Prior to the rehearing, MinterEllison made written submissions to Victoria’s Office of Housing based primarily on the son’s medical condition. The submission focused on alleged breaches of Victoria’s Equal Opportunity Act, specifically the attempt to deprive the family of housing due solely to the behaviour of a child with a diagnosed disability. The submission included a medical report from the son’s treating psychiatrist and an additional report from the school welfare officer.
Within two days of forwarding this submission to the Office of Housing, an offer was received (and accepted) to stay the proceedings pending a transfer of the family to a new property. In other words, the woman and her children would not be evicted from their home without being provided with alternative accommodation.
The family had previously sought a transfer without success, so this outcome came as a very welcome surprise to the client. On top of that, the VCAT proceedings were discontinued by consent after the transfer.
“Our initial objective was to prevent eviction,” said MinterEllison’s Pro Bono Director, Anton Hermann. “The end result was beyond our expectations but it does prove that when vulnerable clients obtain access to legal advice and representation, lawyers can make a real difference.”
This case demonstrates how issues of homelessness and mental illness can often intersect to compound the hardship faced by already vulnerable individuals and families. It’s also an example of an approach to homelessness based on preventing evictions, keeping people off the streets. This kind of preventative approach is one that Justice Connect advocates in response to the homelessness crisis in Australia.
“This was an example of the legal system working as it should,” Anton said. “Justice Connect was absolutely vital to this outcome because the client would never have had access to legal representation had it not been for Justice Connect’s deep networks in the homelessness sector and the sensitive way in which the initial referral was handled by Justice Connect’s highly skilled intake staff.”
Breaking cycles of disadvantage, alleviating poverty and improving access to justice for socially disadvantaged and marginalised groups are key focuses for MinterEllison’s Pro Bono & Community Investment Program.
The commitment of law firms like MinterEllison to improving access to justice, particularly for those who are experiencing – or at risk of – homelessness, is a response to continuing unmet legal need and a vital part of the Australian pro bono landscape.
About MinterEllison’s Pro Bono & Community Investment Program
MinterEllison provides outreach legal clinics for homeless people in Adelaide, Brisbane, Melbourne and Sydney. The firm works together with JusticeConnect, PIAC, LawRight (formerly QPILCH) and the Welfare Rights Centre (SA) to deliver legal support at a number of community locations, including:

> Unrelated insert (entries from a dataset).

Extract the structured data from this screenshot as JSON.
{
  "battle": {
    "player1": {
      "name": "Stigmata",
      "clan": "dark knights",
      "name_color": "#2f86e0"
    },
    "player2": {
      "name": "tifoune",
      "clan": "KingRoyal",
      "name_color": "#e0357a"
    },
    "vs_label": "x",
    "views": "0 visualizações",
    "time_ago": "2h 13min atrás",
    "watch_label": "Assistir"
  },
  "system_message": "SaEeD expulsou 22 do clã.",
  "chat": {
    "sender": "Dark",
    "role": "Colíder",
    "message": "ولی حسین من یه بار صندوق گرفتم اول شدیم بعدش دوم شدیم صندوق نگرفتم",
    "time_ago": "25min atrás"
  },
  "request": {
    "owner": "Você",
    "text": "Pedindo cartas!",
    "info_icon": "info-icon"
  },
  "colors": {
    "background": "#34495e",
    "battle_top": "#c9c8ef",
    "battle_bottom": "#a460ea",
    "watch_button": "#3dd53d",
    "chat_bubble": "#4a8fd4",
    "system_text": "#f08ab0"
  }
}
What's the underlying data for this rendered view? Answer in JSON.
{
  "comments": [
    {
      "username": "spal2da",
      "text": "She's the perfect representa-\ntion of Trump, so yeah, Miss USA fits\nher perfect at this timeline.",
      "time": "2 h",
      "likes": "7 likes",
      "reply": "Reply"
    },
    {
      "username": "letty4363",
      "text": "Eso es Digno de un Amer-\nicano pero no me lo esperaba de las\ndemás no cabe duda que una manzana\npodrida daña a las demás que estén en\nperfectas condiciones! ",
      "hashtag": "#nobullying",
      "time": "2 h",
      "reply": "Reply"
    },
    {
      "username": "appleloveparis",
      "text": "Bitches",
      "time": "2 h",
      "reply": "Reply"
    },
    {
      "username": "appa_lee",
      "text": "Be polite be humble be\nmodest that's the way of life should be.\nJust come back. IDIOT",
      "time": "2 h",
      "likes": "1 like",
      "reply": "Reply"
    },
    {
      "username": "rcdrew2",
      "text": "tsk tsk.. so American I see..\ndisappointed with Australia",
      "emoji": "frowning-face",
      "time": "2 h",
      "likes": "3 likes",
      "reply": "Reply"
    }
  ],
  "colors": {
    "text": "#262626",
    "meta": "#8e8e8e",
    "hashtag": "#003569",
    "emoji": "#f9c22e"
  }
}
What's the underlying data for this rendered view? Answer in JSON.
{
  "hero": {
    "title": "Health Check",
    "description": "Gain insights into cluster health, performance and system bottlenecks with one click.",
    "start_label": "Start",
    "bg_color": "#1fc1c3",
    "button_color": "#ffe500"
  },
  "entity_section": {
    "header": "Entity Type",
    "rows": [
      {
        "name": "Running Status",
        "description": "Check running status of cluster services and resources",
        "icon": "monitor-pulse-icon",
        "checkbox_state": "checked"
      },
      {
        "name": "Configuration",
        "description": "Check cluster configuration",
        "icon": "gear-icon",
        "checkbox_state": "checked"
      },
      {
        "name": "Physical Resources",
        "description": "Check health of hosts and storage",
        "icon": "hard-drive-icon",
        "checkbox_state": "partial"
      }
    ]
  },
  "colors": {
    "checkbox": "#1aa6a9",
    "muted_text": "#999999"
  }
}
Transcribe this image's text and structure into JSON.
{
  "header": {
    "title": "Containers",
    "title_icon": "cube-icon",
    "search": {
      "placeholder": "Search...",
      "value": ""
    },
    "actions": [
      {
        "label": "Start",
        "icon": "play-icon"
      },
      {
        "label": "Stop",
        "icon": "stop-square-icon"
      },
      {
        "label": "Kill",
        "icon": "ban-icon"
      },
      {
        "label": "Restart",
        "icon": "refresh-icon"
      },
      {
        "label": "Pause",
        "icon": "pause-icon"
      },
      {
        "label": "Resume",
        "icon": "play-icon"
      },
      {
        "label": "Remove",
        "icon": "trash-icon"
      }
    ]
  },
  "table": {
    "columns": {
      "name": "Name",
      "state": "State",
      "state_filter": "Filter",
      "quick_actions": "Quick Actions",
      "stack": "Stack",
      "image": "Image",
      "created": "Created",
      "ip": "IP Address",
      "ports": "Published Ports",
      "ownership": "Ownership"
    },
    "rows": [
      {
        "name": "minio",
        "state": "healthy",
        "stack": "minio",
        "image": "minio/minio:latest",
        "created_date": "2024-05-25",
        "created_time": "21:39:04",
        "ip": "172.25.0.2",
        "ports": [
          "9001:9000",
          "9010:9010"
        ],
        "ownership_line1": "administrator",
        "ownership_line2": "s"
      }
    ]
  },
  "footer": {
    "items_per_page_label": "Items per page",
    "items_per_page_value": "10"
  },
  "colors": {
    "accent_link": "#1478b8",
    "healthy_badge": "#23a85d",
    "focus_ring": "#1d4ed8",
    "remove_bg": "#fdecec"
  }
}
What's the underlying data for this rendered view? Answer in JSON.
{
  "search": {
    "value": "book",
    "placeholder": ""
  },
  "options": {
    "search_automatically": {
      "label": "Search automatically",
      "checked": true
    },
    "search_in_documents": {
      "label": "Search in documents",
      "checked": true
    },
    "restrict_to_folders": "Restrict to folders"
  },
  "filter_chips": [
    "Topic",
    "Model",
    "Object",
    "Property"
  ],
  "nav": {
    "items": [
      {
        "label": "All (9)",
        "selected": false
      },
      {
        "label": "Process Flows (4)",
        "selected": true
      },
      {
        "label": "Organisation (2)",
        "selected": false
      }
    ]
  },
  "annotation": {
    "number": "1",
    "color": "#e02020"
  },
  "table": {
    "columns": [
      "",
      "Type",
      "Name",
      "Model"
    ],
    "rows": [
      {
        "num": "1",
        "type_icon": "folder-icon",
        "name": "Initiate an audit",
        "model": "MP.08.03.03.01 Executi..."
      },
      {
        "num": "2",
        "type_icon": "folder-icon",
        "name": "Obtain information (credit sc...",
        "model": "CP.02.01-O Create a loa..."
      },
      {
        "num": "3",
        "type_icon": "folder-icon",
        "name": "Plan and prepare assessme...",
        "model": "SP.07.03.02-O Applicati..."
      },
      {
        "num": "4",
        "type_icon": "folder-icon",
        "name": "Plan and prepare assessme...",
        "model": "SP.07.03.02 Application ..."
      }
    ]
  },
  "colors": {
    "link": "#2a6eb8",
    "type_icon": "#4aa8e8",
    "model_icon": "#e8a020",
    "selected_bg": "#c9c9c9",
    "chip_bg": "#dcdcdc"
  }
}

- The Magdalene Centre in Adelaide;
- The 139 Club in Brisbane;
- Central City Community Health Centre in Melbourne; and
- the Haymarket Clinic in Sydney.
Additionally, the firm seconds staff to Street Law ACT.